» TASK DESCRIPTION:
Everything in the listing below must be set down again exactly, apart from the pictures.
*** Block opens ***
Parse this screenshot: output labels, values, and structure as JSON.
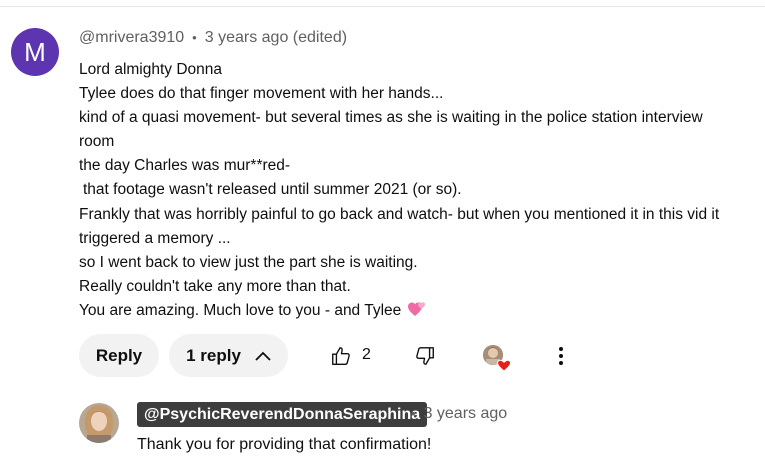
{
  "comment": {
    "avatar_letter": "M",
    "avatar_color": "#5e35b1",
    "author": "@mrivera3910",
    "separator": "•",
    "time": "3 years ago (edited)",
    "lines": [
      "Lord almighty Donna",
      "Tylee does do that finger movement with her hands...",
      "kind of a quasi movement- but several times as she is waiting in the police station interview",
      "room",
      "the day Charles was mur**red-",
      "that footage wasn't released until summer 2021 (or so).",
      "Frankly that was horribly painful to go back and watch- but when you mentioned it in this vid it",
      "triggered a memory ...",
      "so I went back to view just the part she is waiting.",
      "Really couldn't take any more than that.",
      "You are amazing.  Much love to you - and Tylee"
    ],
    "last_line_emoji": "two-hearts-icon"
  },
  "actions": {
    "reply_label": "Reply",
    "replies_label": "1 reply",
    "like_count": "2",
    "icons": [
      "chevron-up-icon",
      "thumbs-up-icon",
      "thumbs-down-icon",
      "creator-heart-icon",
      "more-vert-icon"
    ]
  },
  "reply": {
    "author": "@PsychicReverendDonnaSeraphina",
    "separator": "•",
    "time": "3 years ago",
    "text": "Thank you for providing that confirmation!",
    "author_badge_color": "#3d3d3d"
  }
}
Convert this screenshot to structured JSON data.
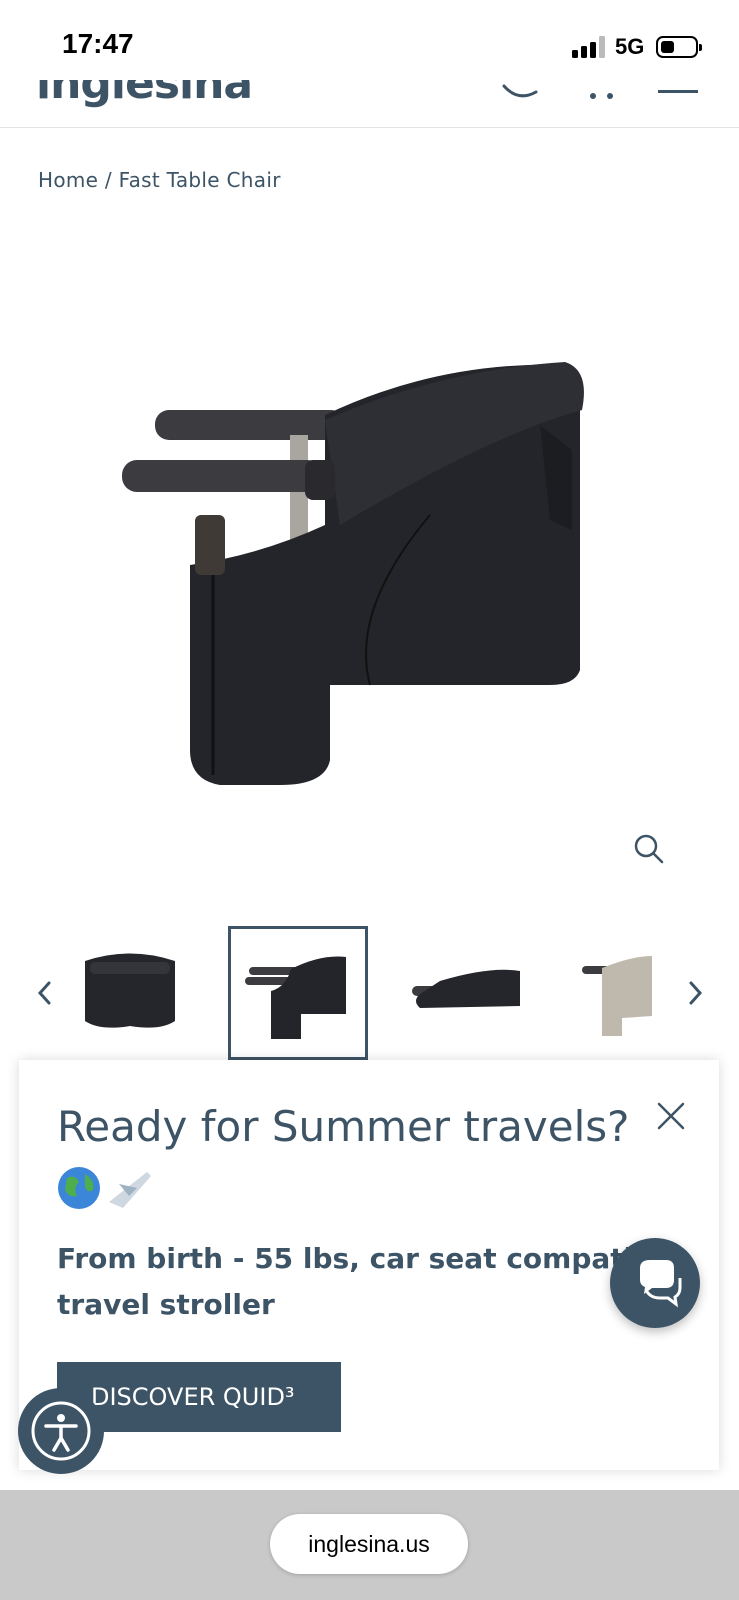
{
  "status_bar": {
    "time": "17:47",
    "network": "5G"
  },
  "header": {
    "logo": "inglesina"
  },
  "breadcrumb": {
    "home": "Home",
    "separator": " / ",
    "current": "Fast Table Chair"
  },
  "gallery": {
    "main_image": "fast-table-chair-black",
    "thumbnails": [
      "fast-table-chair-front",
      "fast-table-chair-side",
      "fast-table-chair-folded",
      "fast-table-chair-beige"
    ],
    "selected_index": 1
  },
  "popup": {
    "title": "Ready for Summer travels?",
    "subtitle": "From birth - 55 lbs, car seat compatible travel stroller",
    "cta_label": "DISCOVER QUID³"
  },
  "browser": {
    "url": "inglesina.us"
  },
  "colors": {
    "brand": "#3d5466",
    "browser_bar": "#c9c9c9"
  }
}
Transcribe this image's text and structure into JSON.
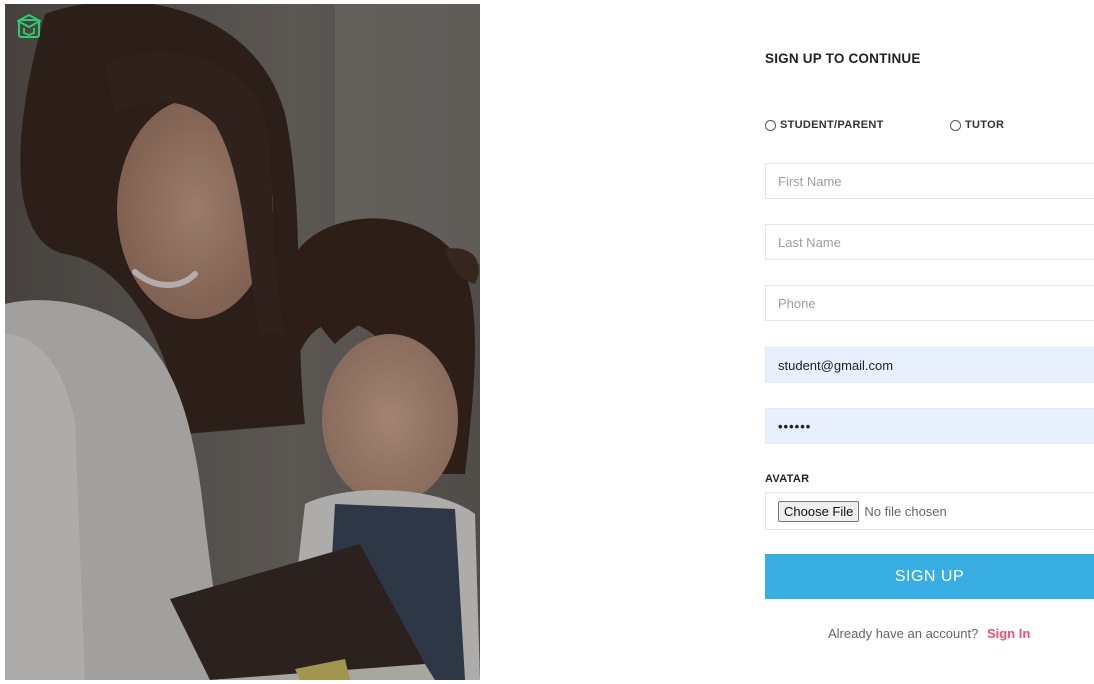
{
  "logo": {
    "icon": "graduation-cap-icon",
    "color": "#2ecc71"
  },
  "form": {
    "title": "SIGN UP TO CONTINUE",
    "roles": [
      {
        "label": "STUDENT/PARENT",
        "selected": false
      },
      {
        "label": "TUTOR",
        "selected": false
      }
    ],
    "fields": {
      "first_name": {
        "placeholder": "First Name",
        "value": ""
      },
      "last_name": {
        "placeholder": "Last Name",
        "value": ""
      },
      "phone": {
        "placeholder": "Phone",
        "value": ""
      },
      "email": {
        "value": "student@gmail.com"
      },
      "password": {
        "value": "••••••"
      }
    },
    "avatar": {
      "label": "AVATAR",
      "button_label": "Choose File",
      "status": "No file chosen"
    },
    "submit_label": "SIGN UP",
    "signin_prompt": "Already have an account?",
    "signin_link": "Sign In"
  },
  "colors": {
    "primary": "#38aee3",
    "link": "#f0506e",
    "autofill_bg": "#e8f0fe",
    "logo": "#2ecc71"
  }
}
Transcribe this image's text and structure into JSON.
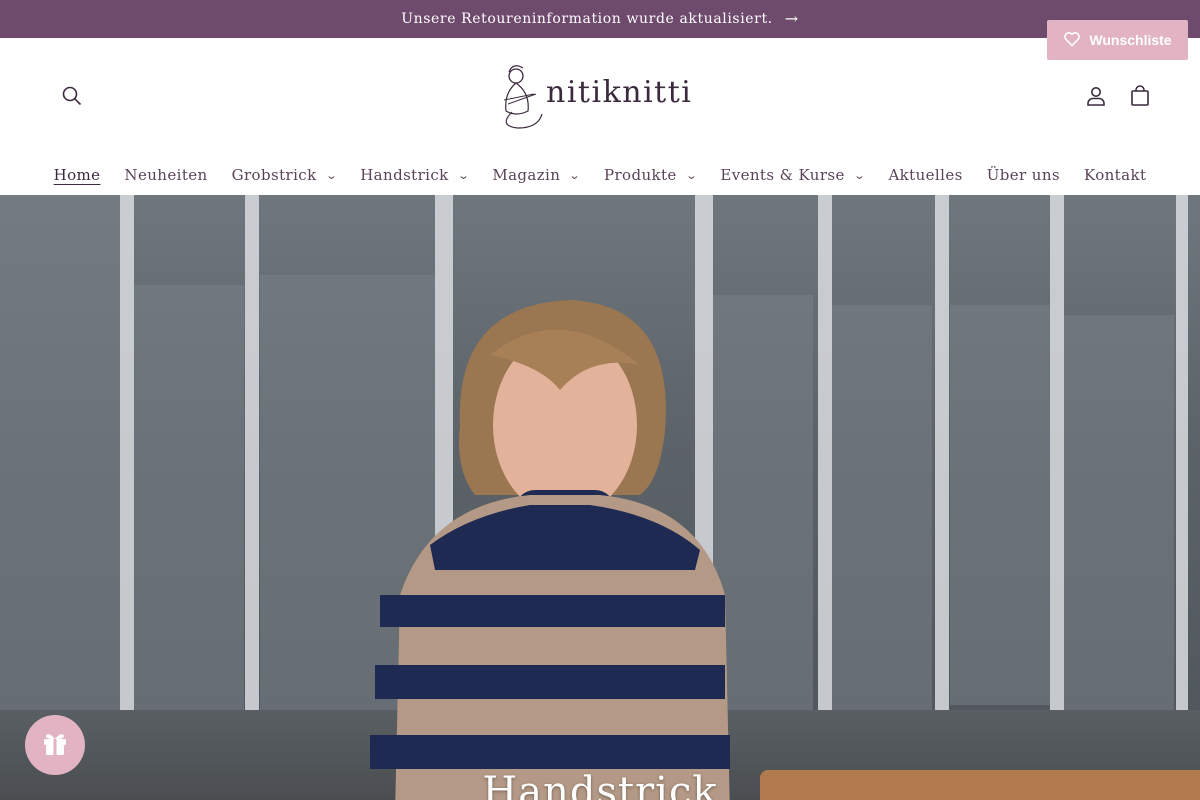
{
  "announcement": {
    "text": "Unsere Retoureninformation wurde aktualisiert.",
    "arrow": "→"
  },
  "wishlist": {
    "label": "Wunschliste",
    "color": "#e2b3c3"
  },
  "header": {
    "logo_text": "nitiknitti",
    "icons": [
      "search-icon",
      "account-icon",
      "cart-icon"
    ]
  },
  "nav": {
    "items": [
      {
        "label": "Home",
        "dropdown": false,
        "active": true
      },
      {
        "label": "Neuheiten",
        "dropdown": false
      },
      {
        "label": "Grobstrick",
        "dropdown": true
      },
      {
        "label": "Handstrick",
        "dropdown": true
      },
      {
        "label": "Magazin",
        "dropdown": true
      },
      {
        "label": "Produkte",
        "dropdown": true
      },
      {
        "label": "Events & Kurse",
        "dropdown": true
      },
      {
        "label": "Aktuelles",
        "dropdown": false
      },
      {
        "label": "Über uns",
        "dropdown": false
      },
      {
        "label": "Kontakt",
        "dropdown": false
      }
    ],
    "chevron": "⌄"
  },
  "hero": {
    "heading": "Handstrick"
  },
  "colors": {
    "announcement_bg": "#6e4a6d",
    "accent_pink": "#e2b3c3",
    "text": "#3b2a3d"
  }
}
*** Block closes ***
» EXERCISE RESULT:
Parse this screenshot: output labels, values, and structure as JSON.
{
  "comment": {
    "avatar_letter": "M",
    "avatar_color": "#5e35b1",
    "author": "@mrivera3910",
    "separator": "•",
    "time": "3 years ago (edited)",
    "lines": [
      "Lord almighty Donna",
      "Tylee does do that finger movement with her hands...",
      "kind of a quasi movement- but several times as she is waiting in the police station interview",
      "room",
      "the day Charles was mur**red-",
      "that footage wasn't released until summer 2021 (or so).",
      "Frankly that was horribly painful to go back and watch- but when you mentioned it in this vid it",
      "triggered a memory ...",
      "so I went back to view just the part she is waiting.",
      "Really couldn't take any more than that.",
      "You are amazing.  Much love to you - and Tylee"
    ],
    "last_line_emoji": "two-hearts-icon"
  },
  "actions": {
    "reply_label": "Reply",
    "replies_label": "1 reply",
    "like_count": "2",
    "icons": [
      "chevron-up-icon",
      "thumbs-up-icon",
      "thumbs-down-icon",
      "creator-heart-icon",
      "more-vert-icon"
    ]
  },
  "reply": {
    "author": "@PsychicReverendDonnaSeraphina",
    "separator": "•",
    "time": "3 years ago",
    "text": "Thank you for providing that confirmation!",
    "author_badge_color": "#3d3d3d"
  }
}
Convert this screenshot to structured JSON data.
{
  "status_bar": {
    "time": "17:47",
    "network": "5G"
  },
  "header": {
    "logo": "inglesina"
  },
  "breadcrumb": {
    "home": "Home",
    "separator": " / ",
    "current": "Fast Table Chair"
  },
  "gallery": {
    "main_image": "fast-table-chair-black",
    "thumbnails": [
      "fast-table-chair-front",
      "fast-table-chair-side",
      "fast-table-chair-folded",
      "fast-table-chair-beige"
    ],
    "selected_index": 1
  },
  "popup": {
    "title": "Ready for Summer travels?",
    "subtitle": "From birth - 55 lbs, car seat compatible travel stroller",
    "cta_label": "DISCOVER QUID³"
  },
  "browser": {
    "url": "inglesina.us"
  },
  "colors": {
    "brand": "#3d5466",
    "browser_bar": "#c9c9c9"
  }
}
Transcribe this image's text and structure into JSON.
{
  "logo": {
    "icon": "graduation-cap-icon",
    "color": "#2ecc71"
  },
  "form": {
    "title": "SIGN UP TO CONTINUE",
    "roles": [
      {
        "label": "STUDENT/PARENT",
        "selected": false
      },
      {
        "label": "TUTOR",
        "selected": false
      }
    ],
    "fields": {
      "first_name": {
        "placeholder": "First Name",
        "value": ""
      },
      "last_name": {
        "placeholder": "Last Name",
        "value": ""
      },
      "phone": {
        "placeholder": "Phone",
        "value": ""
      },
      "email": {
        "value": "student@gmail.com"
      },
      "password": {
        "value": "••••••"
      }
    },
    "avatar": {
      "label": "AVATAR",
      "button_label": "Choose File",
      "status": "No file chosen"
    },
    "submit_label": "SIGN UP",
    "signin_prompt": "Already have an account?",
    "signin_link": "Sign In"
  },
  "colors": {
    "primary": "#38aee3",
    "link": "#f0506e",
    "autofill_bg": "#e8f0fe",
    "logo": "#2ecc71"
  }
}
Transcribe this image's text and structure into JSON.
{
  "announcement": {
    "text": "Unsere Retoureninformation wurde aktualisiert.",
    "arrow": "→"
  },
  "wishlist": {
    "label": "Wunschliste",
    "color": "#e2b3c3"
  },
  "header": {
    "logo_text": "nitiknitti",
    "icons": [
      "search-icon",
      "account-icon",
      "cart-icon"
    ]
  },
  "nav": {
    "items": [
      {
        "label": "Home",
        "dropdown": false,
        "active": true
      },
      {
        "label": "Neuheiten",
        "dropdown": false
      },
      {
        "label": "Grobstrick",
        "dropdown": true
      },
      {
        "label": "Handstrick",
        "dropdown": true
      },
      {
        "label": "Magazin",
        "dropdown": true
      },
      {
        "label": "Produkte",
        "dropdown": true
      },
      {
        "label": "Events & Kurse",
        "dropdown": true
      },
      {
        "label": "Aktuelles",
        "dropdown": false
      },
      {
        "label": "Über uns",
        "dropdown": false
      },
      {
        "label": "Kontakt",
        "dropdown": false
      }
    ],
    "chevron": "⌄"
  },
  "hero": {
    "heading": "Handstrick"
  },
  "colors": {
    "announcement_bg": "#6e4a6d",
    "accent_pink": "#e2b3c3",
    "text": "#3b2a3d"
  }
}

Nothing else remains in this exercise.